#### Records supplied ####

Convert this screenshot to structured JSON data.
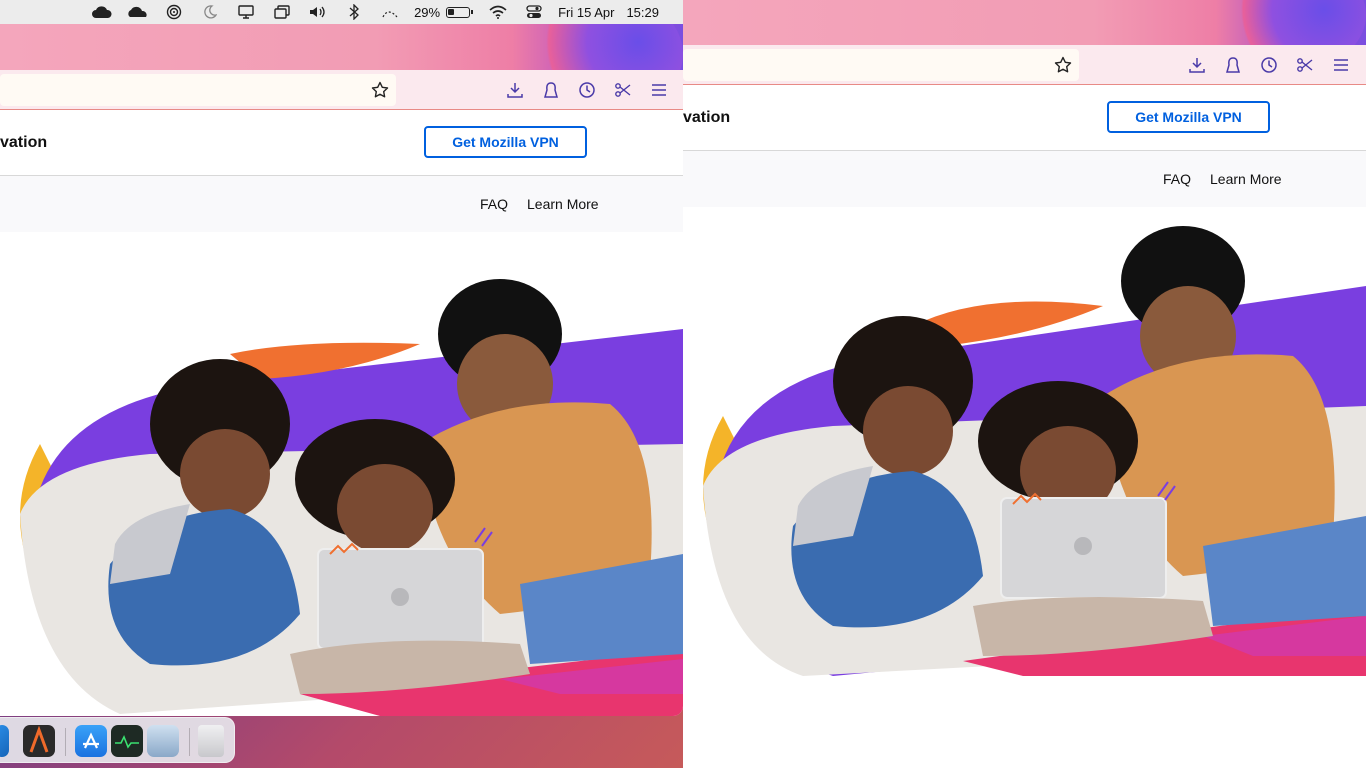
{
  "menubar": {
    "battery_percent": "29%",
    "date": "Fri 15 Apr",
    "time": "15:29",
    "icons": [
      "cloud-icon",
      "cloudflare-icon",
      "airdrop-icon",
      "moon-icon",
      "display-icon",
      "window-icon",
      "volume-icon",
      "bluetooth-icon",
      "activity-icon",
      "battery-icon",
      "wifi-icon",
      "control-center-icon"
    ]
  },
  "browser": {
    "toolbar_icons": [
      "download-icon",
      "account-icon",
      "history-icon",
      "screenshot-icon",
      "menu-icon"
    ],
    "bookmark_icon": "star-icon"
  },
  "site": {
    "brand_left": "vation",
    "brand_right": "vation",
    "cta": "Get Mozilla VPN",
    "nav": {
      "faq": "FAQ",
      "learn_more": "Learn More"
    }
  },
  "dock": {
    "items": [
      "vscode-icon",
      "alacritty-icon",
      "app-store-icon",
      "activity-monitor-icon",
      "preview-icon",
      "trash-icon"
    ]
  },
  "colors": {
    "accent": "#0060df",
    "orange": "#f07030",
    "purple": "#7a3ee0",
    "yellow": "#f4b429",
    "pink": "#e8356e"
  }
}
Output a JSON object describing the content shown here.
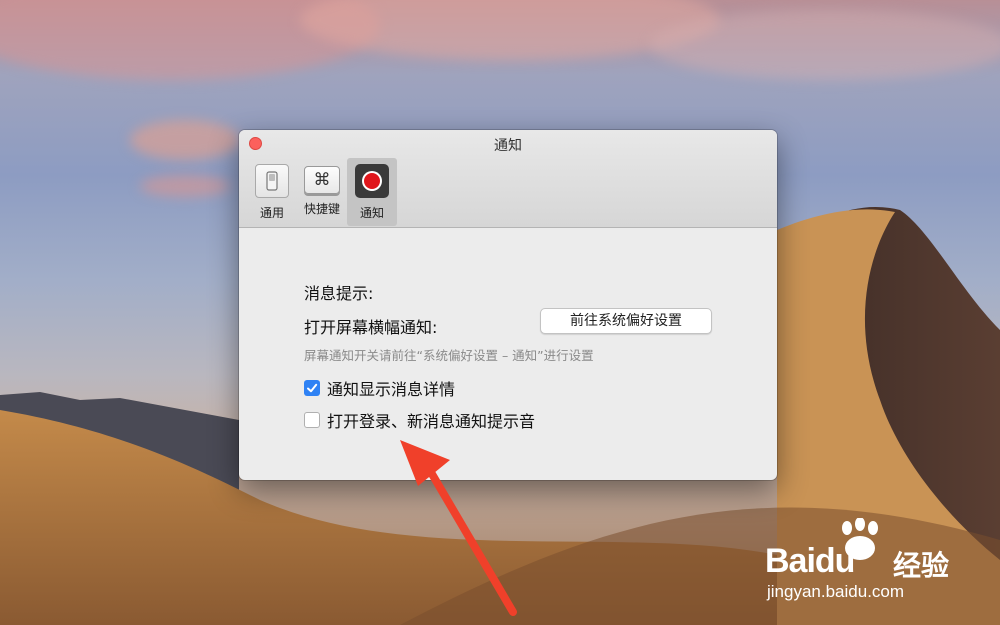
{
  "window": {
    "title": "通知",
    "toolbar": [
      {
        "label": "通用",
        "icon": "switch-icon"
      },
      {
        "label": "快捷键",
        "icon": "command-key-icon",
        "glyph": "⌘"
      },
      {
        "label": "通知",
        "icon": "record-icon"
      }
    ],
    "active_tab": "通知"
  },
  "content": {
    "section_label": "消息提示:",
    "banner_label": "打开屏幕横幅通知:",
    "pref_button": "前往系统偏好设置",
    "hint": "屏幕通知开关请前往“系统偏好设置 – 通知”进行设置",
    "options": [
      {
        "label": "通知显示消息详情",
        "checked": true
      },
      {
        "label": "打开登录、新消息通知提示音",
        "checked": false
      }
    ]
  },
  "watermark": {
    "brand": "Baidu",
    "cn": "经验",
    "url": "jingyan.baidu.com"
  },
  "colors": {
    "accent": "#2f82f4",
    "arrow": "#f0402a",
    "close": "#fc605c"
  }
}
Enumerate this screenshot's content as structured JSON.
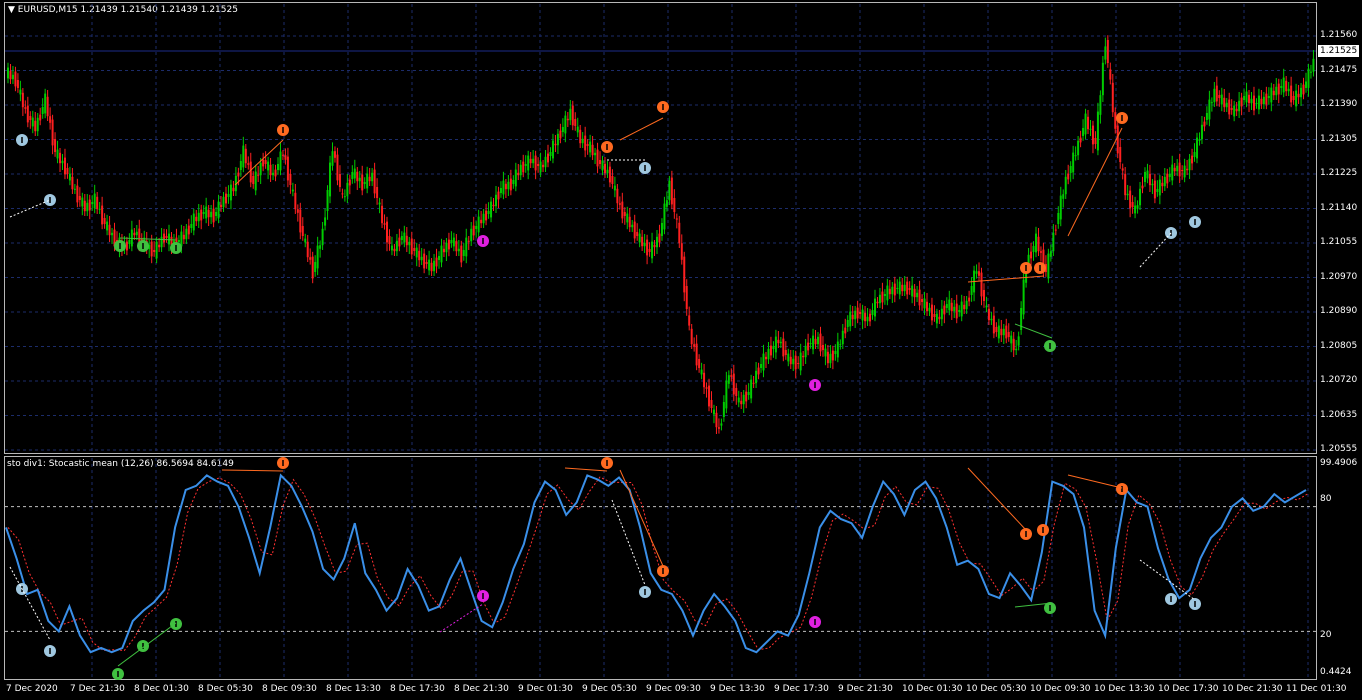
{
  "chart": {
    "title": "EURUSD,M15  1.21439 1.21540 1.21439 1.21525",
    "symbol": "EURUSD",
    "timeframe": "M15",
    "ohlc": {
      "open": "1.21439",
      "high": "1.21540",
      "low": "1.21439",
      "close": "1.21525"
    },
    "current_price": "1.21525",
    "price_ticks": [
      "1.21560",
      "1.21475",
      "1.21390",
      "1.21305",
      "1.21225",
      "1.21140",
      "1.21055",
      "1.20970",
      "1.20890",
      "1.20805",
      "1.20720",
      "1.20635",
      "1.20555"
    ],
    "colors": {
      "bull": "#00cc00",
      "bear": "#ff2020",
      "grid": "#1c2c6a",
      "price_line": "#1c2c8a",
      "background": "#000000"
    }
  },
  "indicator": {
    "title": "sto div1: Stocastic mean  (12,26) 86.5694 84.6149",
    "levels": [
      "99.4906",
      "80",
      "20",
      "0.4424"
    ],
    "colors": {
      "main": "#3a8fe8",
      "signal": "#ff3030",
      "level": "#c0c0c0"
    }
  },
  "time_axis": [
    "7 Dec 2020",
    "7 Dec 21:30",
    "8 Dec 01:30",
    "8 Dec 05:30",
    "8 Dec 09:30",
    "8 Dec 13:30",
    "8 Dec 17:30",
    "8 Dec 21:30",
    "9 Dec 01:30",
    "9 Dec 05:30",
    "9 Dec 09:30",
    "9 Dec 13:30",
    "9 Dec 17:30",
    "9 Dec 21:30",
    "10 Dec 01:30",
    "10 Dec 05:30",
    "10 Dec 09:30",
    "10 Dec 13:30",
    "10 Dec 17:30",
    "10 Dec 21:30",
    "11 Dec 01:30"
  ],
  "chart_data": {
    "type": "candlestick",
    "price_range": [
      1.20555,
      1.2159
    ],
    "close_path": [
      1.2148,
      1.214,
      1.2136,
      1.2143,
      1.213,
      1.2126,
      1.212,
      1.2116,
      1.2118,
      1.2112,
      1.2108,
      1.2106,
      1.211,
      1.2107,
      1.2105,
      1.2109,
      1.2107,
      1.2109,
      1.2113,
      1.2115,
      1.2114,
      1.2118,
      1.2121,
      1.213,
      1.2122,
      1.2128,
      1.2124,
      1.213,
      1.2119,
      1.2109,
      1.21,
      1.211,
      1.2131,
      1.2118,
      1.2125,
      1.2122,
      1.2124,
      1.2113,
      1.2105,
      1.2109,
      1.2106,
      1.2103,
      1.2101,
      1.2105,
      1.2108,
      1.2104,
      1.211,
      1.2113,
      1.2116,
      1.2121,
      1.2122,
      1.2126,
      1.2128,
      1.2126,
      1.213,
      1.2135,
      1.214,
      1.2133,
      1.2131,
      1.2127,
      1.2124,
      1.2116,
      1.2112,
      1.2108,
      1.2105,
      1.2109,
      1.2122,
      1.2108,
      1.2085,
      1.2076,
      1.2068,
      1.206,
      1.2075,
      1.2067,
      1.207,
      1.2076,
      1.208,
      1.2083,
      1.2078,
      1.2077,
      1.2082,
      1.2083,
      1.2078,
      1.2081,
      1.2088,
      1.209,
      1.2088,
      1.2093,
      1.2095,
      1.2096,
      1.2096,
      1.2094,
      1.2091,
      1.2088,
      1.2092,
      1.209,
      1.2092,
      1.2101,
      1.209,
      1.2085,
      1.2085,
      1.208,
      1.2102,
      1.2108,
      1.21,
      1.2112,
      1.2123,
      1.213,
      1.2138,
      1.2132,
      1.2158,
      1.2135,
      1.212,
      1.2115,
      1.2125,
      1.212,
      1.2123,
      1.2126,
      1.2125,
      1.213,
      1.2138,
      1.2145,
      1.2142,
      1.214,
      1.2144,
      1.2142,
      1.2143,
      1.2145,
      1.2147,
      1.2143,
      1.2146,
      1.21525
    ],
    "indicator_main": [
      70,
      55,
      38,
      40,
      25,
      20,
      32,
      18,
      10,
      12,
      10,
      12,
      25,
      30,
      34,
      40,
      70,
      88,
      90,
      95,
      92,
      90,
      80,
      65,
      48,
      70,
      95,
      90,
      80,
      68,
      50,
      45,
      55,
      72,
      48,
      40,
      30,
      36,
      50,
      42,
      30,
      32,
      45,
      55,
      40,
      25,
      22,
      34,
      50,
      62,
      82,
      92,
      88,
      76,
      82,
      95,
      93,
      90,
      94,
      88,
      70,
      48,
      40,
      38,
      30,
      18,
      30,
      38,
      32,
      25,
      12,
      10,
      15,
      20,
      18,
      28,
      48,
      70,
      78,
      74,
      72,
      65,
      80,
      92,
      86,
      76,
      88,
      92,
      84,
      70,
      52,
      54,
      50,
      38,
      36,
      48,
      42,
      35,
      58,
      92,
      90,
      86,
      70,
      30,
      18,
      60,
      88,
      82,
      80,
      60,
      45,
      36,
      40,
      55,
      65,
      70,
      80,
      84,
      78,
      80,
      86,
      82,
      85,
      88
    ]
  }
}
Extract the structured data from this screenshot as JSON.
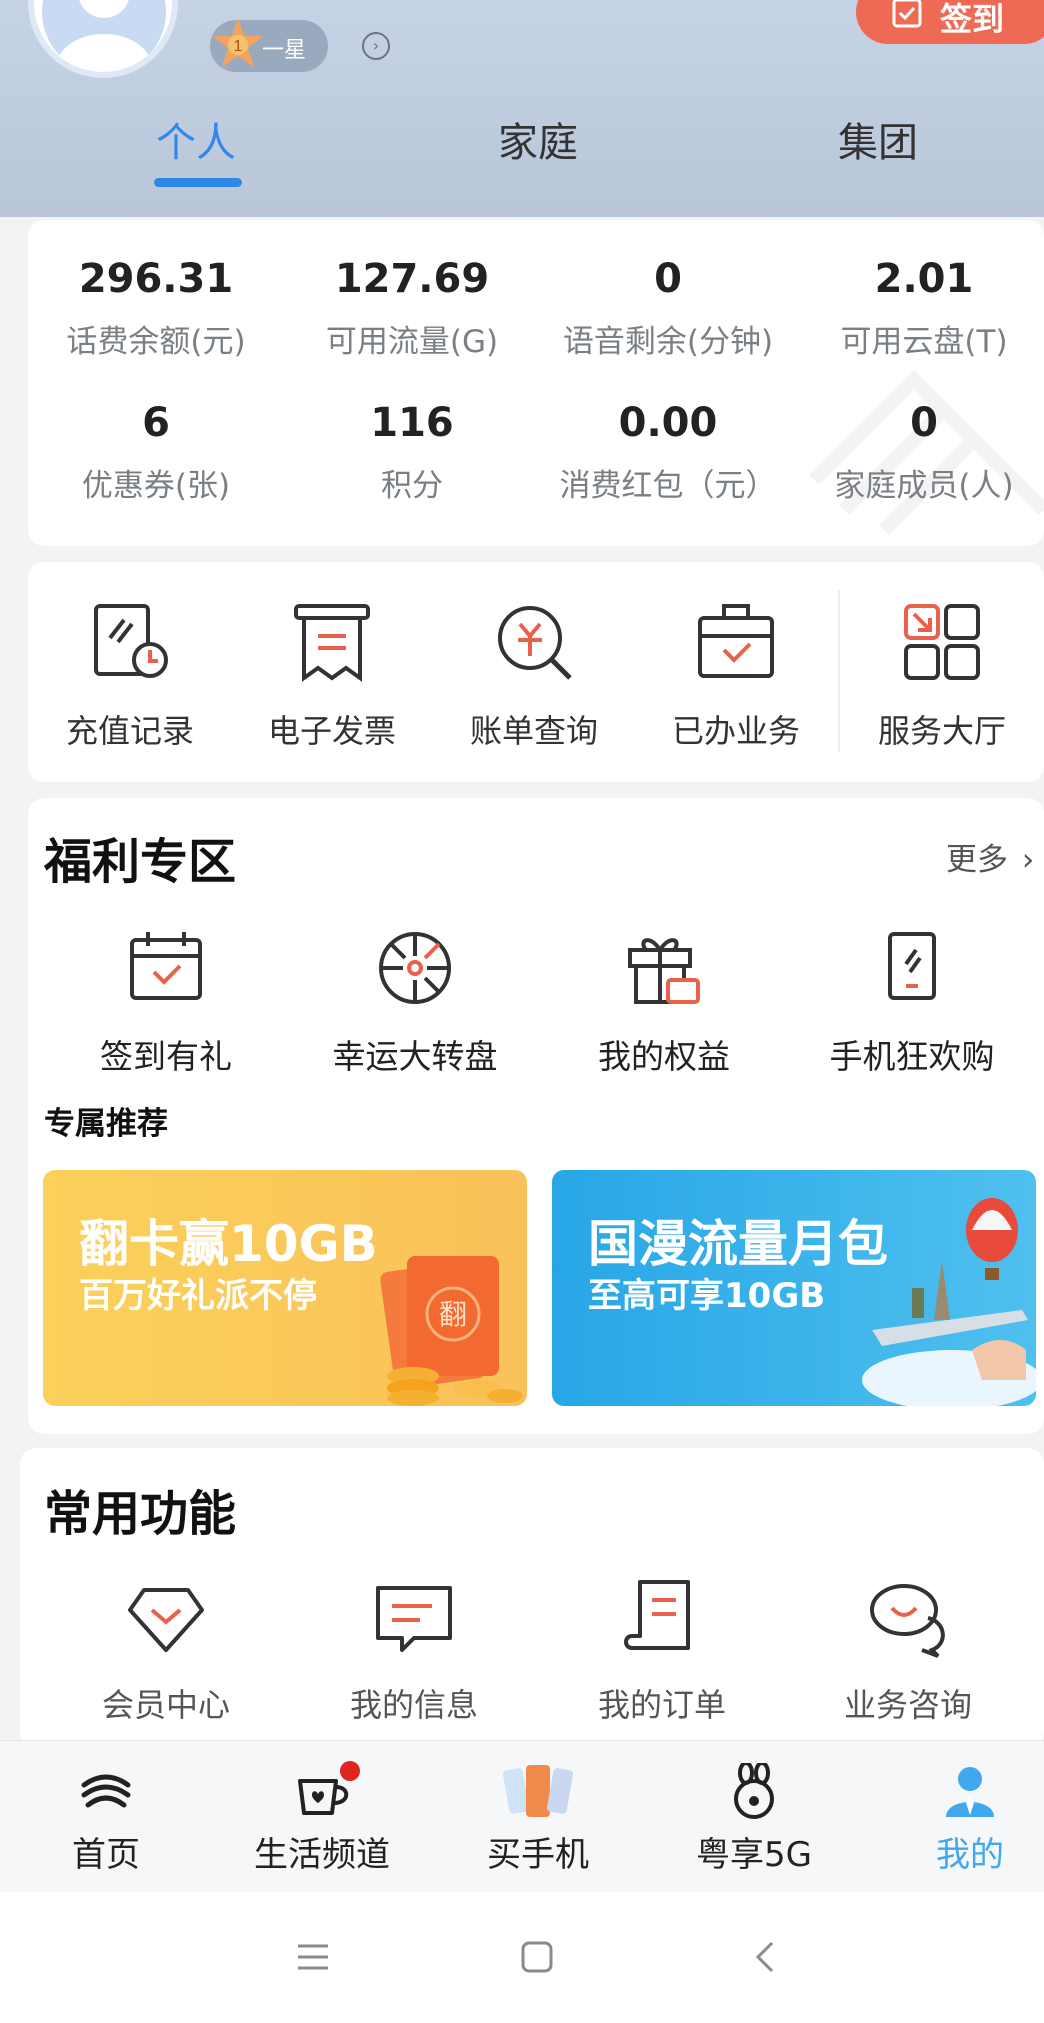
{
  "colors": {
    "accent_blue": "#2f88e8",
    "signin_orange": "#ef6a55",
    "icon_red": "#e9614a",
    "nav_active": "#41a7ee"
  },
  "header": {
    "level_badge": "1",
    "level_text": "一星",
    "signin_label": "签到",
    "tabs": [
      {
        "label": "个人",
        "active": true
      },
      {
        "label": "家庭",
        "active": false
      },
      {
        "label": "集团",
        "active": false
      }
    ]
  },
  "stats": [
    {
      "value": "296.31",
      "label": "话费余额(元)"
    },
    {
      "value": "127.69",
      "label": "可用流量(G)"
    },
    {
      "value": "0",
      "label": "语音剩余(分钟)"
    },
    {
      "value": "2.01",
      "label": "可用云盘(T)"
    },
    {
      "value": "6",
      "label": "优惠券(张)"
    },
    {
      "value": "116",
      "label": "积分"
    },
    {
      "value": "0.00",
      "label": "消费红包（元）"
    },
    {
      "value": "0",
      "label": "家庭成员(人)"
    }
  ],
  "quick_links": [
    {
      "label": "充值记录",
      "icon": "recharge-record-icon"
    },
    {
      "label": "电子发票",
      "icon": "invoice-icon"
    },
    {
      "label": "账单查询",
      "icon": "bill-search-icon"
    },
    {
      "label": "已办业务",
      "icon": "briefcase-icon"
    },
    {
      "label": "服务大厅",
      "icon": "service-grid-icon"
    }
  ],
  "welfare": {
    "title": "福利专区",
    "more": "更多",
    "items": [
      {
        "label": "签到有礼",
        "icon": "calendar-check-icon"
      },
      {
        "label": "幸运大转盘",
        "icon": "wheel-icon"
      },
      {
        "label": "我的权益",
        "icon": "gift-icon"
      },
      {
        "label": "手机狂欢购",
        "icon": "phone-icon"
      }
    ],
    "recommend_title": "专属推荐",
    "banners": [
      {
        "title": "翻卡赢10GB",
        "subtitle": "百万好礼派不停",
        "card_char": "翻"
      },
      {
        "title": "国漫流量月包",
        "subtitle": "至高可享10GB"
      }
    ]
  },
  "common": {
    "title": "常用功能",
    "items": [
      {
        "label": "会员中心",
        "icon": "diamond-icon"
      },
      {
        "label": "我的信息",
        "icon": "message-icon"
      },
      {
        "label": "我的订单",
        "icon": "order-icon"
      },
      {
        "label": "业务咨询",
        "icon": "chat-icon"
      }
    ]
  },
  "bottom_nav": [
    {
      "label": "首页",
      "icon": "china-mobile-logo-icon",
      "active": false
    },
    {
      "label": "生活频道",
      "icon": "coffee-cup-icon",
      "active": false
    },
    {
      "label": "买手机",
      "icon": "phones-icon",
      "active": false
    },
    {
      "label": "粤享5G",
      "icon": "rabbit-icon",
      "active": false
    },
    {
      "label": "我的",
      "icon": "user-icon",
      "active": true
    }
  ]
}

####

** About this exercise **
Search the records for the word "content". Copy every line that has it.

** Result of the task **
Output a JSON object describing the content shown here.
  "content": {
Enumerate this screenshot's content as structured JSON.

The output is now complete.